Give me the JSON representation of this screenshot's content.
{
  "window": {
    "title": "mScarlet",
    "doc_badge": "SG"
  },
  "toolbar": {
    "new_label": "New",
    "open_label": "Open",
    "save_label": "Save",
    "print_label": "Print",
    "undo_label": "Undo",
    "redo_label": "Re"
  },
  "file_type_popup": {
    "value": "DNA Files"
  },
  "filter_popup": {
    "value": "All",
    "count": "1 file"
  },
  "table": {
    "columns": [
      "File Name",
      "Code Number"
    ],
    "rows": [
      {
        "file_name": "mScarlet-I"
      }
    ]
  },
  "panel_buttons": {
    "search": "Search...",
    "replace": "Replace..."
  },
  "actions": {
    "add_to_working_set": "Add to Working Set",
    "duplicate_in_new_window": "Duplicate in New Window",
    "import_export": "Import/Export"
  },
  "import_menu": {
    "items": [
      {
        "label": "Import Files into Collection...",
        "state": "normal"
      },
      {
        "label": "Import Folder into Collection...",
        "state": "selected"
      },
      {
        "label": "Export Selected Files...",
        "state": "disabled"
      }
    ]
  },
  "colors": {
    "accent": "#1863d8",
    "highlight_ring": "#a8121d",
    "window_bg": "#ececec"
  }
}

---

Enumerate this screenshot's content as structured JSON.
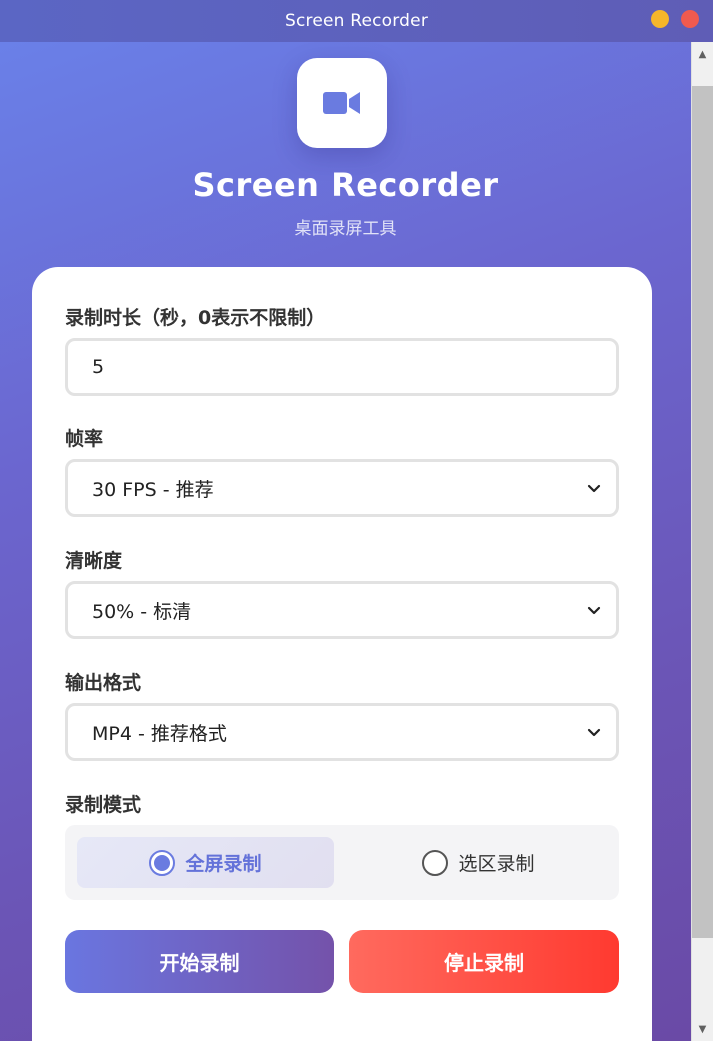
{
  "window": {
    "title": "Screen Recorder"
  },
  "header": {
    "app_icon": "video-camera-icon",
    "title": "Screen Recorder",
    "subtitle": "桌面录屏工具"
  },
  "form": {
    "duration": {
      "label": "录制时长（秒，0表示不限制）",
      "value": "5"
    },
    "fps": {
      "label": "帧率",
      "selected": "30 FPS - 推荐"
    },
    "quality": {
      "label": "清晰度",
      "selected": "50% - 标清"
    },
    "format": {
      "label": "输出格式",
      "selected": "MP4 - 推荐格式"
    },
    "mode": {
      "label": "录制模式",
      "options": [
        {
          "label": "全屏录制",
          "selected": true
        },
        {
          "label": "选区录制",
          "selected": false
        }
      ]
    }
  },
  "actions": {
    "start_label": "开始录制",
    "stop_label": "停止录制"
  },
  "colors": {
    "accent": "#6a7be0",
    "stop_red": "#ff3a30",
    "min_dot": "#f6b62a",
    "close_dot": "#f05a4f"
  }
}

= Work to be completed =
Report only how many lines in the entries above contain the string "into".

= Solution to this exercise =
2